"How do you know you are where you're supposed to be?"
This is most definitely a question I have struggled with many times. Even now, as we consider where we will live next year, I find myself in that place of anxiety again. No matter how often I remind myself to lay decisions like this at the feet of my Heavenly Father and trust He will direct my path, I still find myself trying to pick those worries back up over and over. For years, we have felt like we are torn between two homes. Both places have so much to offer, and so off and on we have tried to figure out where we are supposed to be. The hard part is that there is no clear choice. We see the opportunity to grow and serve in both locations, but we can't see where God wants us for sure. This is the dilemma that immediately came to mind when I read page 187 of this novel where one of the main characters was given this advice:
It's not about finding the perfect set of circumstances - there is no such thing in this fallen world. It's about being faithful in the circumstances you're in. God simply calls us to be faithful, but even in faithfulness, peace can elude us if we're not fully trusting God. If we spend our time worrying over a perceived lack of peace and direction, we are missing the point and skipping over the whole trust part. The point is to be faithful and to set our minds on Christ, and to trust in Him alone. It may sound simplistic, but oftentimes we complicate and muddy things through human reasoning. (emphasis mine)
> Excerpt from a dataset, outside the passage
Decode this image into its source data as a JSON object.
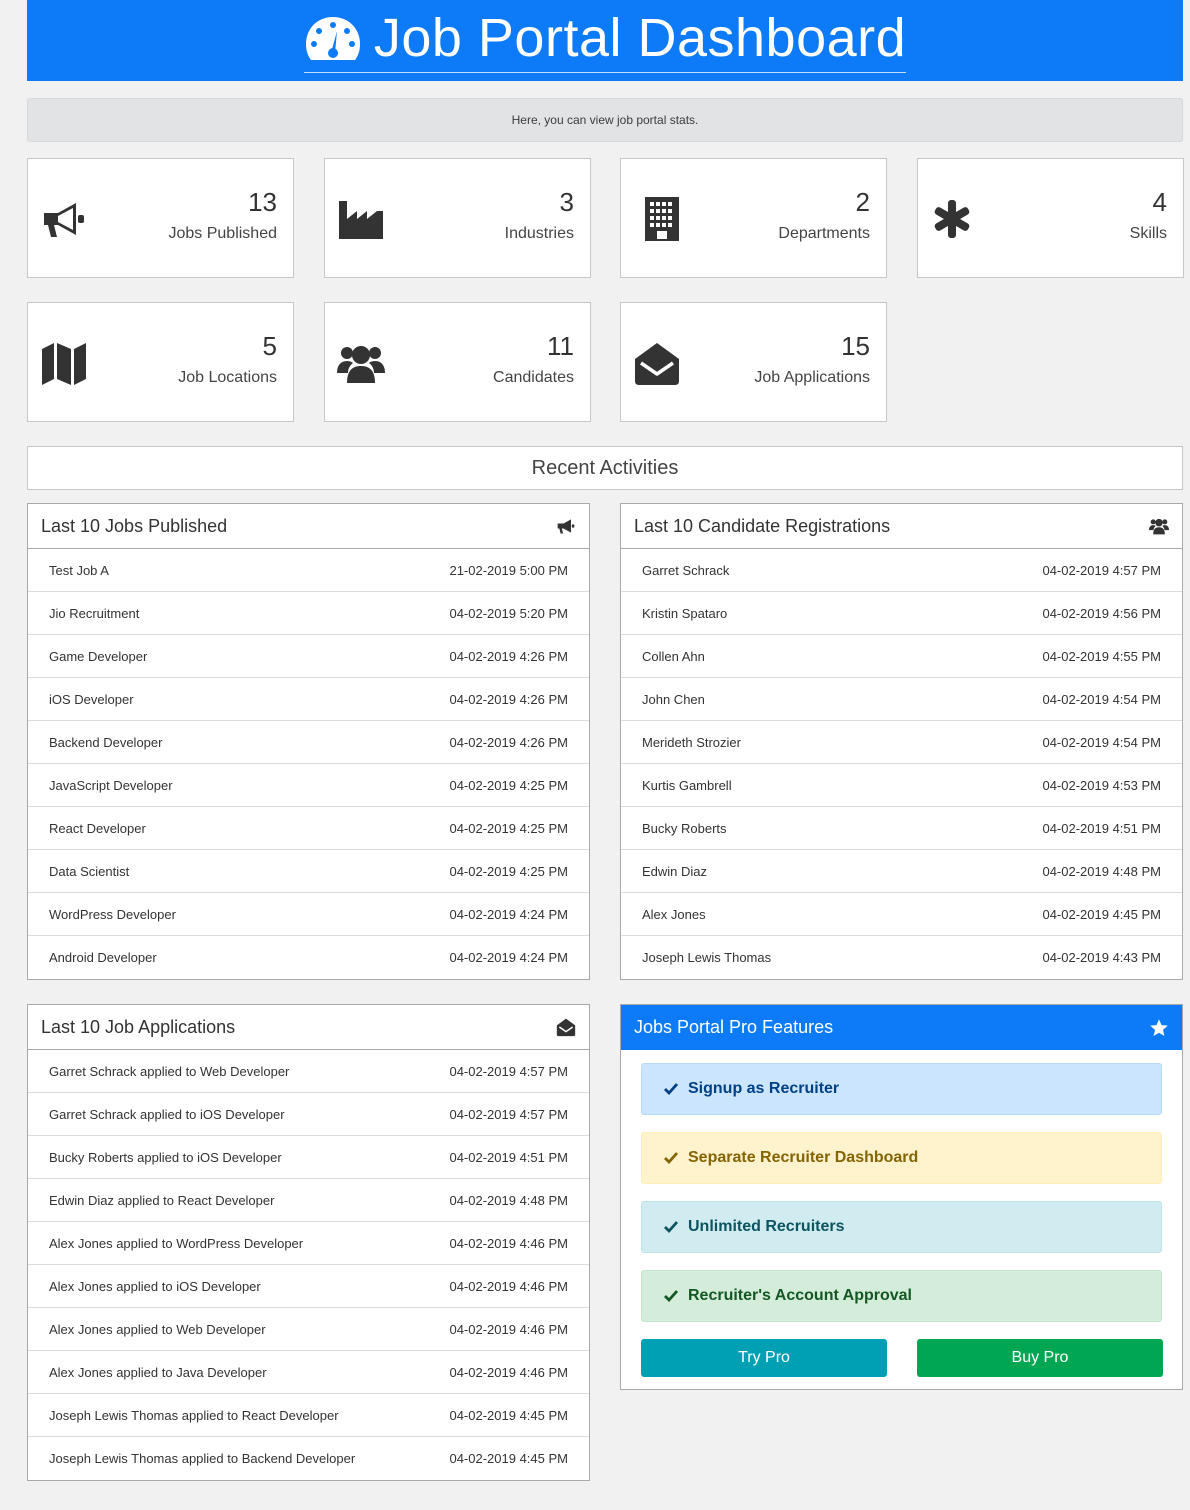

To say that I am an overthinker would be a huge understatement. This is something I feel like I need to be working on right now. Just the other night (shortly before I read this page of this book) I lay in bed thinking that some people think that the idea of salvation through Christ is too easy. I, on the other hand, struggle with the simplicity more than I would a list of rules to follow. I like rules. I like direction. I like goals. I just want to be told exactly what to do most of the time. (Not that I am great at following through with it when I am, but that is beside the point.) My brain is constantly running on overdrive, and it would be so much easier if I could just quiet it down. I remember a sermon by one of our pastors that included something along the line of "beware of the buts," which was memorable not only because it was giggle-worthy (come on... it is) but because it was so very me. I am that person who wants to insert the "but" at the end of my profession of faith: I am saved through grace... but...
I know there is no "but" at the end of that statement. Yet I still have a hard time letting go of it. It all feels too easy... which makes it really hard. I loved that the author used the passage in 1 Corinthians 1:27 that tells us that "God chooses the simple things to confound the wise." It is only when I start trying to rely on my own understanding that I begin trying to add limitations or requirements to God's free gift of salvation. If I rely on His wisdom... if I cling to the peace of God that surpasses all understanding and let it guard my heart and mind... I realize that it truly is just that simple. As the book goes on to state:
"Just look at the cross - there can be nothing more simple and powerful than that, and yet we humans love to tamper and play with the clarity God has given!"
When I apply this to my own decision-making, I realize that the truth of the matter is that there is no perfect place for us to live. We have been given the freedom to make choices like the one we are facing, and in the end what we need to do is look at where we can serve and how we will seek God in the place we end up in. God is not limited by our weakness, and we can be confident that even if we make choices that are less than ideal, there will always be grace waiting for us and opportunities for growth. And often, like they did for the characters in this work of fiction, the choices we make will yield results that we never could have considered with our limited view of God's eternal plan.
I really enjoyed this book, and am so thankful I was given the opportunity to be on the release team for it! You can pick up your copy here.